No matter how happy a family formed through adoption is, it’s a family that’s formed around a loss – a child’s loss of their biological parents, and those biological parents’ loss of their children. This is true to one degree or another in closed adoptions, open adoptions, infant adoptions, and adoptions of older children, although children in each of these different situations may think of and process that loss in different ways.

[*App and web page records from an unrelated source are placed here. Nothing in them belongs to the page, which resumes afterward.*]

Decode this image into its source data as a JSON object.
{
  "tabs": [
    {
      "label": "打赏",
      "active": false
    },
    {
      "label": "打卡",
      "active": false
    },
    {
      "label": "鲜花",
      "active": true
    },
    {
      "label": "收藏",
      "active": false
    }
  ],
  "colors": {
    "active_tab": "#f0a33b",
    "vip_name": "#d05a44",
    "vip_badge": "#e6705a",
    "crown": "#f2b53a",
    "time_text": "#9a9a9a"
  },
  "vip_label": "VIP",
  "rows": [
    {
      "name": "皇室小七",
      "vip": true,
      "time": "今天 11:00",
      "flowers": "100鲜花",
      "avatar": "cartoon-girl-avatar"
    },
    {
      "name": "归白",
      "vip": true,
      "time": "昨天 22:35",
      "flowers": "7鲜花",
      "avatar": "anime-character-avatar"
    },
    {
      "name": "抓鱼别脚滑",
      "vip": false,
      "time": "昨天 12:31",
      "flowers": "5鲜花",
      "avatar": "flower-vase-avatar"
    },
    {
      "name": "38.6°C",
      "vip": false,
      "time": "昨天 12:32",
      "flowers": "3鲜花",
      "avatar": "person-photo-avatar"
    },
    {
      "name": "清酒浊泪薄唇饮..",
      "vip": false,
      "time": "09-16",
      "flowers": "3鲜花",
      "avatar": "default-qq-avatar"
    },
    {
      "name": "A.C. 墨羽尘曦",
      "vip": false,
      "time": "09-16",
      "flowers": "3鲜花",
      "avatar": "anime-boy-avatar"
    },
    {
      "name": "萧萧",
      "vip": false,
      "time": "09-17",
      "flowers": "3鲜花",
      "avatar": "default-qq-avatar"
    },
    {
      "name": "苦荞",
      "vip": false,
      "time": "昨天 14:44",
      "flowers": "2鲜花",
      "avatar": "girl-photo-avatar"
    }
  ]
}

This means that parents of children who have been adopted have the added responsibility of supporting their children through the potential for grief over this loss, and helping their children work through these feelings. This can be true of children who have been adopted at any age. Even very young children, who may not be able to fully understand abstract concepts like adoption or loss, still feel the loss of familiar people and places. Some adopted children also don’t just grieve once – grief for a loss of parents or caregivers from early childhood is a kind of grief that children may need to face and process in different ways and at different times throughout their lives. Not all children experience these feelings, and those who do often experience them in different ways at different times in their lives, but in all cases, parents can help by keeping lines of communication open, and offering their children many chances to talk about what they might be feeling.
One of the ways parents can help to address feelings of loss is by talking about birth parents if children bring them up, and making sure children know that it’s okay to feel sad about their birth parents, or about their adoption in general. Children who feel like they always have to have positive feelings about their adoption can feel stress or guilt about the kind of conflicted feelings that are completely natural.
Talking about grief is an important part of processing it, and children who aren’t offered the space to process their grief in this way may have more trouble dealing with their feelings. Some parents may worry about bringing up biological parents before their child does, but as important as it is to listen to a child’s cues, it’s also important to remember that children take a lot of their cues from their parents. Adopted children whose parents never bring up their birth parents may feel like the subject is off-limits. Parents can walk the fine line between being pushy and not talking about a child’s birth parents at all by bringing them up in small, casual ways – maybe by wondering out loud if their child’s biological parents shared their interest in sports, or infectious laugh.
Children being raised in open adoptions may experience some of these feelings but not others. All children are individuals who will process different parts of their backgrounds in different ways. More than that, widespread open adoptions are a somewhat recent event, and the specific ways they’ll influence emotional development isn’t entirely clear.